* _Records from a data collection_
>>>

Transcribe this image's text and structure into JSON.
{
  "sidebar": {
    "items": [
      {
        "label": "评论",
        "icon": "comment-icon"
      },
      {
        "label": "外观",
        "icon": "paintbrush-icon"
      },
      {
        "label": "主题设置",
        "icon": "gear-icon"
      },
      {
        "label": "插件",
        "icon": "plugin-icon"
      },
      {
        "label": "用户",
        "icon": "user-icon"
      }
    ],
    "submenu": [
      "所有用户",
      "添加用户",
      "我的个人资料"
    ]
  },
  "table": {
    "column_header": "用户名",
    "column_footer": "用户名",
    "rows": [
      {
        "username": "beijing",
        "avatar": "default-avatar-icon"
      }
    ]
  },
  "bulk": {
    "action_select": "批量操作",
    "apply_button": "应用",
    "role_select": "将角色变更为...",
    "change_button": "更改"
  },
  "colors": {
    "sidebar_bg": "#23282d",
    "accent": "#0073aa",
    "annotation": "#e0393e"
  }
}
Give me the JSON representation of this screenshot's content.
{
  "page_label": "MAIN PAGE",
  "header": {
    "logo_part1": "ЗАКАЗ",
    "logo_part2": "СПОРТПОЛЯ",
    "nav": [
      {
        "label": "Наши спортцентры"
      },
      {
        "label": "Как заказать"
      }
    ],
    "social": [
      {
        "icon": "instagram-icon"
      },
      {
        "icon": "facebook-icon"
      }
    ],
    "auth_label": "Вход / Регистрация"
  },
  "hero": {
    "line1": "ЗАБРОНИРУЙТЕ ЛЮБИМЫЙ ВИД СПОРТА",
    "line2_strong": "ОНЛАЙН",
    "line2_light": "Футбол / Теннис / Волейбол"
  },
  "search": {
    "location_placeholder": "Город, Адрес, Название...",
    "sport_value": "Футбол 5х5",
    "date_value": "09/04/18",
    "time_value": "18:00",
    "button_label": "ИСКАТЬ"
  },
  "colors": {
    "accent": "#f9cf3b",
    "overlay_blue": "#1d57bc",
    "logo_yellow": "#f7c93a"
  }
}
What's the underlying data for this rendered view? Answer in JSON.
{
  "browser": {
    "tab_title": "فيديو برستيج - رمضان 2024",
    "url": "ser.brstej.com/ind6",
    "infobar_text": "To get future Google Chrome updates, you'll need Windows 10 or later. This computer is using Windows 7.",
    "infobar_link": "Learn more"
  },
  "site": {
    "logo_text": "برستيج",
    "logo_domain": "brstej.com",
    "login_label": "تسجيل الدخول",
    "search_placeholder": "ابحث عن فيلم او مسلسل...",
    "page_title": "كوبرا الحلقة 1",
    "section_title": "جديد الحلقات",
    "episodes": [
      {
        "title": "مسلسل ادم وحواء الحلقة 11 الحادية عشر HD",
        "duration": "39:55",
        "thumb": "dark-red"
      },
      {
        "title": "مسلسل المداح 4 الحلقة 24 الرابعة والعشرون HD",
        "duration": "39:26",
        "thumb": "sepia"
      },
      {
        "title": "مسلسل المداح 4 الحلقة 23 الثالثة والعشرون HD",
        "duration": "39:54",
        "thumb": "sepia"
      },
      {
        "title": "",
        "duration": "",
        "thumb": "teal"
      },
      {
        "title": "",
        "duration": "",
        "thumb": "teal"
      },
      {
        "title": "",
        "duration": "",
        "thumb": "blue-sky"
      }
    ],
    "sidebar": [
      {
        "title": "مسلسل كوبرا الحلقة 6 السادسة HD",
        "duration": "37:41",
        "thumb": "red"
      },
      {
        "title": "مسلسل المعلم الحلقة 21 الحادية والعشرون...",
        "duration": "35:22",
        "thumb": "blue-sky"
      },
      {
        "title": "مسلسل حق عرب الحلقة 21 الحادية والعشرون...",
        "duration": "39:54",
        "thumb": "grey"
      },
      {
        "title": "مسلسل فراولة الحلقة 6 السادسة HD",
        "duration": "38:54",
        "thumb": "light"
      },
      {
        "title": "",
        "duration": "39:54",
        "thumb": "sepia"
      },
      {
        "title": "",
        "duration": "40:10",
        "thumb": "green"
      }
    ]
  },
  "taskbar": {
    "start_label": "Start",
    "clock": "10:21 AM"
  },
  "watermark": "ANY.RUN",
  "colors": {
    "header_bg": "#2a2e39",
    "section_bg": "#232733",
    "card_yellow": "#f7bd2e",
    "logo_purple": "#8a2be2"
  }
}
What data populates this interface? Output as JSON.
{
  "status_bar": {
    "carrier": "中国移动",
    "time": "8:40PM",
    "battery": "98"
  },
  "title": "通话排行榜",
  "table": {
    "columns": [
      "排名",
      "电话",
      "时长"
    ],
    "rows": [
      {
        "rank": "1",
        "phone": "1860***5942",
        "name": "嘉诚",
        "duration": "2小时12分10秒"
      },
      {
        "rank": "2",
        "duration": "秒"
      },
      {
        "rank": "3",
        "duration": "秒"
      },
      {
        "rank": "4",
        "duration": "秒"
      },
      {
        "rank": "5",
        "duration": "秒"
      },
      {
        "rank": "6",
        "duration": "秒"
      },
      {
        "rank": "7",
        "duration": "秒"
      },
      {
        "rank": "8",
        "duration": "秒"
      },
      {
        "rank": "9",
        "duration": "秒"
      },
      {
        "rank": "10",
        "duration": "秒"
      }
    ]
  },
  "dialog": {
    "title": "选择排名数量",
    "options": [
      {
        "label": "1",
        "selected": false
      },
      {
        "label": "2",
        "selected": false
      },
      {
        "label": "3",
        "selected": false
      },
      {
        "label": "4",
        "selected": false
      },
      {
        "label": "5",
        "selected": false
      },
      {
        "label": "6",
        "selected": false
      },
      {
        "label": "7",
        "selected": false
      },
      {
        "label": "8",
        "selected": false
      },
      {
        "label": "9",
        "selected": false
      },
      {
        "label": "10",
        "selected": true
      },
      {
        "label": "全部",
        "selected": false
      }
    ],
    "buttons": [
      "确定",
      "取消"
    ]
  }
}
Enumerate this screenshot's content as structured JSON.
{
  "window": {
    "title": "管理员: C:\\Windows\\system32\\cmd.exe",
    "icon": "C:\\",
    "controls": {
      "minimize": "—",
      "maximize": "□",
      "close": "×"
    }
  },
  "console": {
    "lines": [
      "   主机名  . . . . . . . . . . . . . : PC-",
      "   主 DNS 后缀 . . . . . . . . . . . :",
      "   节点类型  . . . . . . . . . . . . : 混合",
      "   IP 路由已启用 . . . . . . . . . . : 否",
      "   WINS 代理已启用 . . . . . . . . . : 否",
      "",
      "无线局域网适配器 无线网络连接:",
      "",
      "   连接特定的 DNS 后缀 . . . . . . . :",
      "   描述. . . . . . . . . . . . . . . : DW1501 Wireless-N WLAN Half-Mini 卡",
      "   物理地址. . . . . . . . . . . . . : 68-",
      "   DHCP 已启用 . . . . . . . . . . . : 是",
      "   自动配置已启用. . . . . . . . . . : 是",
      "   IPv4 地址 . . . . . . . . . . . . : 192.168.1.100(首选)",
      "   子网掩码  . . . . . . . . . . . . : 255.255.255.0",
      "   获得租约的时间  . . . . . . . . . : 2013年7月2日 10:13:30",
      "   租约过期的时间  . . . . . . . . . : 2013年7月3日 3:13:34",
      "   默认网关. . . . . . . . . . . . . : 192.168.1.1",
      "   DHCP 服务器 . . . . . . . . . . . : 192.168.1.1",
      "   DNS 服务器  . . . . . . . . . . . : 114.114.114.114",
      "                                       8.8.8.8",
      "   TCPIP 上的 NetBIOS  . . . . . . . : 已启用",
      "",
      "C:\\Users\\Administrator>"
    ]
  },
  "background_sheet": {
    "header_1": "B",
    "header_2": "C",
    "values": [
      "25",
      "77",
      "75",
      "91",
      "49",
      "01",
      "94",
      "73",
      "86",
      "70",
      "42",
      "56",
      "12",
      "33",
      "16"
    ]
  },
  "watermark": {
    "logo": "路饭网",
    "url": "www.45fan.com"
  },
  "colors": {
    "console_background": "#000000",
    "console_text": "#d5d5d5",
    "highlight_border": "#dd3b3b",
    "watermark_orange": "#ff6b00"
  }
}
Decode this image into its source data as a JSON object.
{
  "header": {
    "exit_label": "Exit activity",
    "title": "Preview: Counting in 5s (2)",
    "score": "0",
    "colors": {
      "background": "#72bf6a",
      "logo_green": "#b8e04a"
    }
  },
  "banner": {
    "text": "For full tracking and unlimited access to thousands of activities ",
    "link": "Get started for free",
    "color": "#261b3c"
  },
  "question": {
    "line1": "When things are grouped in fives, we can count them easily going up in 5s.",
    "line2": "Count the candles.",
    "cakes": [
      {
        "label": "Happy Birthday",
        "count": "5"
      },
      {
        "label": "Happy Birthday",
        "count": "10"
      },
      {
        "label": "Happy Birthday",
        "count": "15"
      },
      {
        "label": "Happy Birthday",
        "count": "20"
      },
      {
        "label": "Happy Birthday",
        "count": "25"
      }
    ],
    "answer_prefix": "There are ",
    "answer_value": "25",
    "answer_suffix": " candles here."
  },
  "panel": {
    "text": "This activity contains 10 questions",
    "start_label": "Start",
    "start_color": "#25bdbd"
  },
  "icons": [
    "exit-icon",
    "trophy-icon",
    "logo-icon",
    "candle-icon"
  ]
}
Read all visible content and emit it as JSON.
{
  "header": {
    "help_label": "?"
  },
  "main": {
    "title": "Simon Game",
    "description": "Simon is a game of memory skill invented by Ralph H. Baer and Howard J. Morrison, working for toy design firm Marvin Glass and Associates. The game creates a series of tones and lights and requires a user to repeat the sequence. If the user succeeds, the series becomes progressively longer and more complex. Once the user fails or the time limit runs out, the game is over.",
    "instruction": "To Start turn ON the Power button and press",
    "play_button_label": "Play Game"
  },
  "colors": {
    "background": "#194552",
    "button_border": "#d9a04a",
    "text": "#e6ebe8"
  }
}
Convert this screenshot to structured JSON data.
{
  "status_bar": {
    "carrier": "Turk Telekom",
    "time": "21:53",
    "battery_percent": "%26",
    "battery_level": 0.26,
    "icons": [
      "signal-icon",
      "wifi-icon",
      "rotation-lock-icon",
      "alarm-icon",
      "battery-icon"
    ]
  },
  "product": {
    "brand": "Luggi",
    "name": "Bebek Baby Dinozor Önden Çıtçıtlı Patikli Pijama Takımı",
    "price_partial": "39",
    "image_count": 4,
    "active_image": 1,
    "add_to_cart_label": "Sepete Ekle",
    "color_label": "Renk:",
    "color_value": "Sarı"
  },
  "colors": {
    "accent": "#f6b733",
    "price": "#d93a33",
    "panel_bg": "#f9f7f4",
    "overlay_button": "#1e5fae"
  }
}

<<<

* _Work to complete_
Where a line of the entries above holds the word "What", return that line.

* _Task response_
What's the underlying data for this rendered view? Answer in JSON.
What data populates this interface? Output as JSON.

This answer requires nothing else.